Pane di Natale

An Italian Christmas Loaf

Preparation info

  • Difficulty


  • Makes


    loaves or cakes

Appears in

Signora Lancellotti sat me down with a cappuccino, and gave me this pane di natale recipe, which she had learned in her mother-in-law’s kitchen. Not nearly as rich as our own Christmas cakes and puddings, it is made with the ingredients that would be found in most larders in the village near Modena where she and her family live. Concentrated grape juice is not available here, so use prune juice or ordinary grape juice, enriching with a little of the thick, raisiny sweet Pedro Ximenez sherry.


  • approx. 1 kg (2 lbs) dried fruit and nuts, including walnuts, hazelnuts, almonds, pine nuts, raisins and figs
  • about 1 litre (32 oz) carton red grape or prune juice
  • 4 tablespoons Pedro Ximénez sherry
  • approx. 1 kg (2 lbs) strong plain flour
  • 50 g (2 oz) yeast
  • 4 tablespoons mincemeat – optional

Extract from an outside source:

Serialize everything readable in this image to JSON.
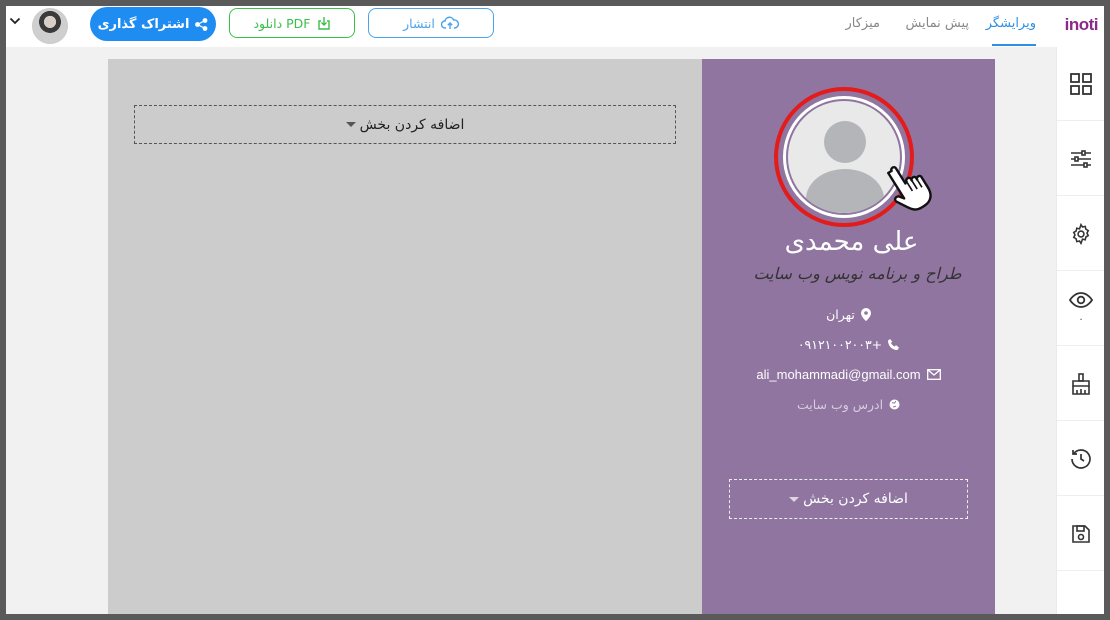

Prepare the fruit and nuts the day before you bake. Chop the larger nuts and the figs, and put all the fruit and nuts in a bowl. Add enough juice to cover, and stir in the sherry. Leave for 24 hours, and stir the mixture occasionally.

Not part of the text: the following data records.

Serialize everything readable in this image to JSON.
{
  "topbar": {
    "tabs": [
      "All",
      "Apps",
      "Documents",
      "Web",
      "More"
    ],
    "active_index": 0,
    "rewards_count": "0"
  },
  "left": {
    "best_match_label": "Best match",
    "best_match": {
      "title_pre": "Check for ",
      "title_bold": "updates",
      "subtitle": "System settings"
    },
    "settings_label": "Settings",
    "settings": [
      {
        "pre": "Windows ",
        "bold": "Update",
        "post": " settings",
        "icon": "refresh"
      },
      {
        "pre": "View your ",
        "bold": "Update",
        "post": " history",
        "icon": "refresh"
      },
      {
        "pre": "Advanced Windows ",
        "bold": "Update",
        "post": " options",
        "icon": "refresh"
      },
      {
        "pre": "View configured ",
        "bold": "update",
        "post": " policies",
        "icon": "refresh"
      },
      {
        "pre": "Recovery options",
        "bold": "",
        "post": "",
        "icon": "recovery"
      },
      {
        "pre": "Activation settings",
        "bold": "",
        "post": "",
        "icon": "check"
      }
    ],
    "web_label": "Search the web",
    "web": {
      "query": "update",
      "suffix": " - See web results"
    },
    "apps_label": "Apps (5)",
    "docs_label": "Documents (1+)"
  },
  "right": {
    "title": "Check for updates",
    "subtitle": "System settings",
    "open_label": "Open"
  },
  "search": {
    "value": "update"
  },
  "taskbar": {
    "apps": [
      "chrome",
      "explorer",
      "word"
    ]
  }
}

The next day, mix the flour and yeast, and stir in the fruit and nuts and enough liquid to make a dough. Add the mincemeat, if using it. You can, if you wish, let it rise slowly, covered, for 24 hours in a cool place, or let it rise in a shorter time at a higher temperature. In other words, treat it as you would bread, and let it work to your timetable rather than the other way round. Shape into four loaves and place in greased and floured tins, or shape into round cakes about 12 cm. (5 inches) in diameter and place on baking sheets. Allow to prove for an hour or so, covered with a light, damp cloth. Bake at 180½C/350½F/gas mark 4 in a preheated oven for 20 minutes, then turn down the heat a couple of notches, and finish baking for a further 20 to 25 minutes until the loaves sound hollow when tapped. The crust will be very hard, and traditionally the cake is stored for eight days before eating, covered with a cloth moistened with saba, or thick grape juice, which ‘feeds’ and moistens the cake. Or you can do as was done in Camillo Lancellotti’s mother’s house, and brush the loaves with a goose feather dipped in the liquid. The cake would be stored in the larder.